All this might be worth the hassle if the ammeter produced reliable information. But the ammeter can only measure the amount of current output to the battery for recharging purposes. When the alternator recharges a "low" battery, the ammeter indicates a high charge rate. With a fully charged battery the voltage regulator reduces alternator output, and the ammeter is supposed to indicate a very low charge rate. But how can you really tell the regulator has reduced alternator output because the battery is fully charged? Maybe a diode in the alternator rectifier failed, or the alternator belt slipped after it warmed up, just as if the battery were fully charged. Or maybe the meter indicates a medium charge rate most of the time. Does the battery need this much or could the voltage regulator be overcharging the battery?

On the other hand, a voltmeter works like a fuel pressure gauge. Instead of measuring fluid in psi, the voltmeter measures electrical system pressure in volts. just like a fuel pressure gauge, a voltmeter only needs to tap into a circuit; all the fuel (or electricity) does not have to detour through the gauge itself. Voltmeter installation is easy, quick and safe: It hooks up to a fused, ignition-switched "ON/OFF" source and does not require any modification of the circuit used to recharge the battery or any part of the alternator/regulator system. In short, the voltmeter installed at the dash will be a stand-alone circuit.

The voltmeter directly measures the result of charging-system performance. With normal alternator/voltage-regulator function, battery voltage is maintained at 14.0 to 14.5 voltsand this is reported directly by the voltmeter. In the event of alternator-system failure, voltage will be low and continue to drop as the battery discharges. In the event of an "overcharge" condition, the voltmeter will climb above its normal zone. In summary, there is no chance for misinterpreting a voltmeter's readings as can happen with an ammeter.

When installing one of our mechanical temperature gauges, you should first be aware of the fact that you will need to drill or cut a 7/8" hole in your firewall to route the capillary tubing. This is done because you cannot remove the line from the back of the gauge and the sealing nut cannot be removed from the capillary tubing line without damaging the line itself. We include a grommet to fill th~ hole you drill, so there is not extra space left in your firewall.
Once you have determined where the gauge will be mounted, you will need to carefully route the capillary tubing. The capillary tubing needs to be routed away from any excessive heat sources, such as headers or the exhaust manifold.This is done for a couple of reasons:

1) Prevents damage to the line.
2) The line does not absorb the extra heat
     and reflect a higher temp than what you
     are actually trying to monitor.

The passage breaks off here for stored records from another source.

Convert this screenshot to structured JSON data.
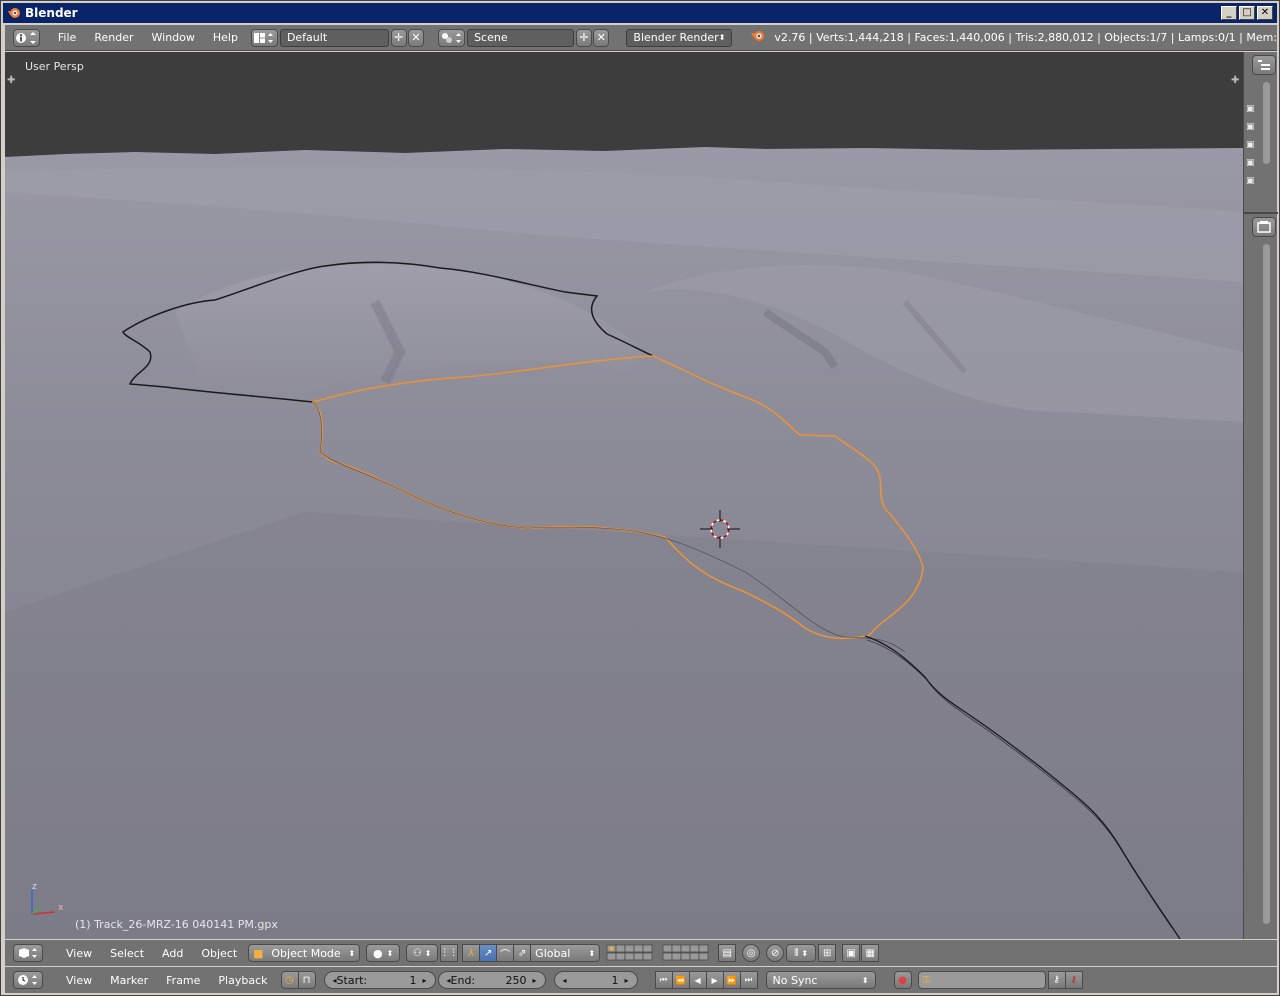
{
  "window": {
    "title": "Blender"
  },
  "info_header": {
    "menus": [
      "File",
      "Render",
      "Window",
      "Help"
    ],
    "screen_layout": "Default",
    "scene": "Scene",
    "render_engine": "Blender Render",
    "stats": "v2.76 | Verts:1,444,218 | Faces:1,440,006 | Tris:2,880,012 | Objects:1/7 | Lamps:0/1 | Mem:"
  },
  "viewport": {
    "view_label": "User Persp",
    "active_object": "(1) Track_26-MRZ-16 040141 PM.gpx",
    "axis_z": "z",
    "axis_x": "x",
    "colors": {
      "sky": "#3d3d3d",
      "terrain": "#868592",
      "selected_track": "#e8923a",
      "track": "#1a1a1a"
    }
  },
  "view3d_header": {
    "menus": [
      "View",
      "Select",
      "Add",
      "Object"
    ],
    "mode": "Object Mode",
    "orientation": "Global"
  },
  "timeline_header": {
    "menus": [
      "View",
      "Marker",
      "Frame",
      "Playback"
    ],
    "start_label": "Start:",
    "start_value": "1",
    "end_label": "End:",
    "end_value": "250",
    "current_frame": "1",
    "sync": "No Sync"
  }
}
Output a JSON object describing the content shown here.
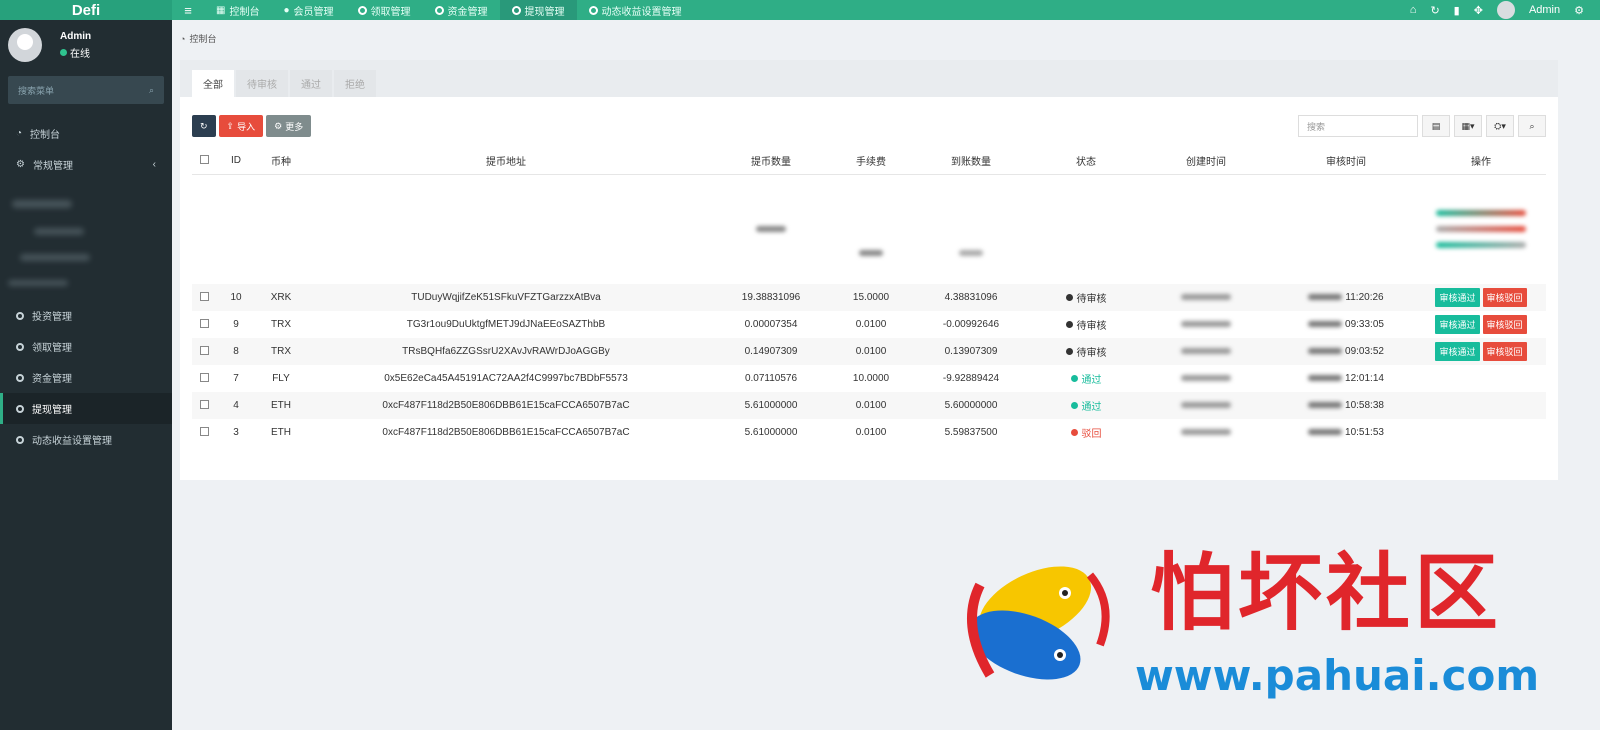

Also, be sure to keep the tubing routed away from any moving components, such as any suspension parts or fan blades. Obviously you will have to bend the tubing somewhere down the line, or you may have some excess line you will need to coil up, and this is where some people start to cringe. No worry though, the capillary is quite flexible, and with this in mind you can, if need be, coil the line to a diameter as small as 11/2" without concern of damaging the gauge or capillary. It is also a good idea to help absorb any vibration that the line may be subjected to.The smaller coiling actually helps to "deaden" any excess vibration that may be transmitted to the gauge. This also extends the life of the tubing.

HOWEVER, these bends cannot take place at either the steel crimp end for the sender bulb or right off the back of the gauge. The ends of the capillary are very sensitive to severe bends.To be safe, leave at least 8" unbent; or, if a bend must be made, be sure it is as large a diameter as possible. Keep in mind you do not want to double-up the line, where a possible kink may form. A kink can cause the gauge to become inoperative.

Now, we can briefly discuss how the gauge itself works. A hollow copper tube is run from the end of the line (commonly referred to as the sender "bulb") all the way into the gauge. It is then covered with a protective plastic/rubber-like covering.This line is filled with ether gas. So if you have ever broken one or cut one and get a funny smell or some clear fluid on you, don't worry, it is not .harmful.When the sender is in the intake, head, trans or oil pan (or whatever you are monitoring) the temperature heats the ether gas inside the tubing. This makes the gas expand and "push" the meter that is inside the gauge.This "push" moves the pointer and shows you the temperature. However, if this hollow copper tube is kinked or doubledover itself, the line will be shut and the pressure will not reach the gauge. This means you will never see the gauge reflect any temp readings at all.This is also true if the line is ever cut or the sender bulb is removed; once the ether gas escapes the line, there is nothing to "push" against the meter to register any temperature readings.
For the latest information on these and other topics, visit Autometers website at: www.autometercom/hp/techtips